**Input data**.
• • •

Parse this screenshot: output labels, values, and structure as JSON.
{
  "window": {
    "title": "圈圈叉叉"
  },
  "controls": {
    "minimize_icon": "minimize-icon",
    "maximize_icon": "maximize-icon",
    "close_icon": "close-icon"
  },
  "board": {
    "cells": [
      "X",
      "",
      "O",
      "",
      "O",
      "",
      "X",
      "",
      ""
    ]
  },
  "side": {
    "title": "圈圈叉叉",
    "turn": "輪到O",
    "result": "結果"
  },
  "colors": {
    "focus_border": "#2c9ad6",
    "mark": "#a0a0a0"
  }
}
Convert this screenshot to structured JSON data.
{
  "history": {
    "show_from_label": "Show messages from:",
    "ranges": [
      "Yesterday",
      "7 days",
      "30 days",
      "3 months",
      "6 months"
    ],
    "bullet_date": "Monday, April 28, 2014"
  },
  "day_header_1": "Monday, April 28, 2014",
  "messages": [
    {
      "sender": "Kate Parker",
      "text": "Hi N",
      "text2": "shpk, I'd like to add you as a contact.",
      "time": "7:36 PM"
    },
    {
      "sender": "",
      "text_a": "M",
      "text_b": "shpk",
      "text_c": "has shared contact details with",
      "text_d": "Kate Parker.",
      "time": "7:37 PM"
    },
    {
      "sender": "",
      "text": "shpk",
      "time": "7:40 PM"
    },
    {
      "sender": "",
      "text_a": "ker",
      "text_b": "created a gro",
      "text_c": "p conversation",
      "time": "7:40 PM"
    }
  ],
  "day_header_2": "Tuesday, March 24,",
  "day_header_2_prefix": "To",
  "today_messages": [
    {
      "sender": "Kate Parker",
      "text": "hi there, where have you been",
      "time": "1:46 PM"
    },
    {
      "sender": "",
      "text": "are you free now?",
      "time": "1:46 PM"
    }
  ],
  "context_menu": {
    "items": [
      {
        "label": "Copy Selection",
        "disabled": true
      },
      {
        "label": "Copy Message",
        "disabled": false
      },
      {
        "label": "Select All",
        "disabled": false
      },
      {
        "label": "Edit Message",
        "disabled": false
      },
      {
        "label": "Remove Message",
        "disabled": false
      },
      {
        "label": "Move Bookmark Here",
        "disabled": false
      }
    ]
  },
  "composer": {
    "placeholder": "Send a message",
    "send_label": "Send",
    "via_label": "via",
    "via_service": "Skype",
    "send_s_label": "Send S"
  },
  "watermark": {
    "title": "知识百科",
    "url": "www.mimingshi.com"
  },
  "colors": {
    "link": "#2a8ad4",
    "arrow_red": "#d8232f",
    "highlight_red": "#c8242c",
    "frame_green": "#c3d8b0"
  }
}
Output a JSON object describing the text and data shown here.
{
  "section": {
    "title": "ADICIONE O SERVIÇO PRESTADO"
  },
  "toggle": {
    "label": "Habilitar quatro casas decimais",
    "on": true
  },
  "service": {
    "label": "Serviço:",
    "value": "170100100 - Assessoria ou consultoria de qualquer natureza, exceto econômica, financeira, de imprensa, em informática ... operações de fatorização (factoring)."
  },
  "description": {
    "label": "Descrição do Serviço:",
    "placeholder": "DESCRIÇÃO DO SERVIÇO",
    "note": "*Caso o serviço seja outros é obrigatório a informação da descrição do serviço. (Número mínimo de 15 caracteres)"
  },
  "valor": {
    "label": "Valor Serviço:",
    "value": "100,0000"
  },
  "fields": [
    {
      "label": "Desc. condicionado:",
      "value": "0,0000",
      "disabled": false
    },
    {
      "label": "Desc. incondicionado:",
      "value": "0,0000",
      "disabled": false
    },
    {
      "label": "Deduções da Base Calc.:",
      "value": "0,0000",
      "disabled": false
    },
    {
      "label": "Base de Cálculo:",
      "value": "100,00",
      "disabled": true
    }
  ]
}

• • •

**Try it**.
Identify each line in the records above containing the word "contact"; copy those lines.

**Output of the task**.
      "text2": "shpk, I'd like to add you as a contact.",
      "text_c": "has shared contact details with",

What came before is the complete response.